Assignment -
Give the number of lines in this listing that contain "purple", with no other words.

Records for the exercise -
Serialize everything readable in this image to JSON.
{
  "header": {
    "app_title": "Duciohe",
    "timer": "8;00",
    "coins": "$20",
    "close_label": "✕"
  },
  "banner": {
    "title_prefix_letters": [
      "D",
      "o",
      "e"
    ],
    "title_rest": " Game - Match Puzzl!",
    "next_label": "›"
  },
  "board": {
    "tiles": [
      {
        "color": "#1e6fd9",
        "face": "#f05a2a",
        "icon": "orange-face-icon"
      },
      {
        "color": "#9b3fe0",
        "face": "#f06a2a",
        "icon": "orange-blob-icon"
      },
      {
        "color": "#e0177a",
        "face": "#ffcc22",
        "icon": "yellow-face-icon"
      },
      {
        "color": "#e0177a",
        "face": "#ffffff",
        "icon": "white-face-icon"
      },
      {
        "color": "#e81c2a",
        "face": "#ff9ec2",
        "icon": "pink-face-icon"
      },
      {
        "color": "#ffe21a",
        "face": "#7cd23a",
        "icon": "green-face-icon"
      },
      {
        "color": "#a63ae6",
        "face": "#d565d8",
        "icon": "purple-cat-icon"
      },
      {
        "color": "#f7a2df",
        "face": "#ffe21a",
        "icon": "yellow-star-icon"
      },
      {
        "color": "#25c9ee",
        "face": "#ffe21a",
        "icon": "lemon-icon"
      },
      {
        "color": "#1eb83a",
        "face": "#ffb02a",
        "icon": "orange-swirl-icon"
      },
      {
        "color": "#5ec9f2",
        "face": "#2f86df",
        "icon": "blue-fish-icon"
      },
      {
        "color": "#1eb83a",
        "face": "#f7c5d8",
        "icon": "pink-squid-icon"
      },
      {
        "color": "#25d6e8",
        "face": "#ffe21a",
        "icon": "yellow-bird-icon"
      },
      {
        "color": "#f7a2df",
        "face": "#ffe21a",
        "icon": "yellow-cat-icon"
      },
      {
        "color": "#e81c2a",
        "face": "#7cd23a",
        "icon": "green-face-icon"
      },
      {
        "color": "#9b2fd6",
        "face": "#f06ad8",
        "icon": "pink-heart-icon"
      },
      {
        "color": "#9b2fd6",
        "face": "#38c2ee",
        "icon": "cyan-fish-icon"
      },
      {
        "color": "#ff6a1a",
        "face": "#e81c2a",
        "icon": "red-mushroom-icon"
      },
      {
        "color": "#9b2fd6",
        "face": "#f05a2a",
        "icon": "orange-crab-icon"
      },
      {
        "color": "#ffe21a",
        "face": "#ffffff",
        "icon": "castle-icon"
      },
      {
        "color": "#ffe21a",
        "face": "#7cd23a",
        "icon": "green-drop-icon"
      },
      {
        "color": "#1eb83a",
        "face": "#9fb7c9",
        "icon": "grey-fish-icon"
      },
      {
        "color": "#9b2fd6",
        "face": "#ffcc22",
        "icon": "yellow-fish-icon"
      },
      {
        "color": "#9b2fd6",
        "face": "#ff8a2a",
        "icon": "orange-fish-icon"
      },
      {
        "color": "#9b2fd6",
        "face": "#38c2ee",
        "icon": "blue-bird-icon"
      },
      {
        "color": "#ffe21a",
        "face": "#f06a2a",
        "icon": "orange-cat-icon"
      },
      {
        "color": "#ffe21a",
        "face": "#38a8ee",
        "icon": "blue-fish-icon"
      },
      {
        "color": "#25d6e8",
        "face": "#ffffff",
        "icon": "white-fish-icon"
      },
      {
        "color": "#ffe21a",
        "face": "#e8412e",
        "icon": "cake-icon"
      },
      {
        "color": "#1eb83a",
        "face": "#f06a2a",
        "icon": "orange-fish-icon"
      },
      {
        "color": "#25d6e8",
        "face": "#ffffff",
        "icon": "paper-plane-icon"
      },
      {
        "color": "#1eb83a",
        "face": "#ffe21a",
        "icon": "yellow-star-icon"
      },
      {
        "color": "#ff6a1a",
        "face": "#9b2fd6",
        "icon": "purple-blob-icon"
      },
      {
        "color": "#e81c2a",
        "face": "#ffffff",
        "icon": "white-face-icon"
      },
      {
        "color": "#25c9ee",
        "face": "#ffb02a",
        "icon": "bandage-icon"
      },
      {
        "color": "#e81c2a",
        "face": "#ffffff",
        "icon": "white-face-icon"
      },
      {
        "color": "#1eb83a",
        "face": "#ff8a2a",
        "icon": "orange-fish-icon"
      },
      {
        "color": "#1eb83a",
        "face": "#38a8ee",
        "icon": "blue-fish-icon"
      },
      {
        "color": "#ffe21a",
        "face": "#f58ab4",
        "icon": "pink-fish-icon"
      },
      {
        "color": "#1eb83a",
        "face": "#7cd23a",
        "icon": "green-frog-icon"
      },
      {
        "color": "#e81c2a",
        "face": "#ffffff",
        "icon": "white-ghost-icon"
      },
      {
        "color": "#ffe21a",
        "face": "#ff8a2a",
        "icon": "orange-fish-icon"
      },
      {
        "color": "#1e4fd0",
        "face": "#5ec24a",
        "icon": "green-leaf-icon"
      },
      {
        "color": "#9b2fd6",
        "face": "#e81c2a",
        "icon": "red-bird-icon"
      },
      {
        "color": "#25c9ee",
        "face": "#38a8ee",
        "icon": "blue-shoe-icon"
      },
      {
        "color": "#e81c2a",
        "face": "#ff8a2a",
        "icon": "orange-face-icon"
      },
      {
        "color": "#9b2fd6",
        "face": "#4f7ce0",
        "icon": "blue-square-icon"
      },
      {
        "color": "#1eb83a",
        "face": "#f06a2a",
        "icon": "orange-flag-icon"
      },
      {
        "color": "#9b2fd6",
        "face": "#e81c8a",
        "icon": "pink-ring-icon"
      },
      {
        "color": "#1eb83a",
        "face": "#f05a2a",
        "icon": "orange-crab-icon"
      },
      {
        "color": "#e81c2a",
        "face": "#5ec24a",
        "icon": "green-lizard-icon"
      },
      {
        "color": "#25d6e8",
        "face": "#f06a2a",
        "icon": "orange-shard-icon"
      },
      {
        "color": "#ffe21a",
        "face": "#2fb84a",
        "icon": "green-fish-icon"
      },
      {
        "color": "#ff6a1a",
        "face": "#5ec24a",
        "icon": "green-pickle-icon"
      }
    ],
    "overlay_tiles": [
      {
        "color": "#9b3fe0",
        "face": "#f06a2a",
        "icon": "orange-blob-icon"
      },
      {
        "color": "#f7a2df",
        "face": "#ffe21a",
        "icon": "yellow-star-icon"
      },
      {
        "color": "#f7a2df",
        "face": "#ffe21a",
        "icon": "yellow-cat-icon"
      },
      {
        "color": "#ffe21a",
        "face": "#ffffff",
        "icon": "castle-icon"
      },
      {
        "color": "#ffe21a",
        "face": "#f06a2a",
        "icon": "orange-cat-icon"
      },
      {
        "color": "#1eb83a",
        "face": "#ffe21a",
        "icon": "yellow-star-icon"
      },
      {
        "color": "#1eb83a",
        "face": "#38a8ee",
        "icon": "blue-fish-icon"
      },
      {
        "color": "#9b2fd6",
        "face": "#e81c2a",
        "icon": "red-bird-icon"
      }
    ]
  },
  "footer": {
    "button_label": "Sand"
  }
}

Solved problem -
2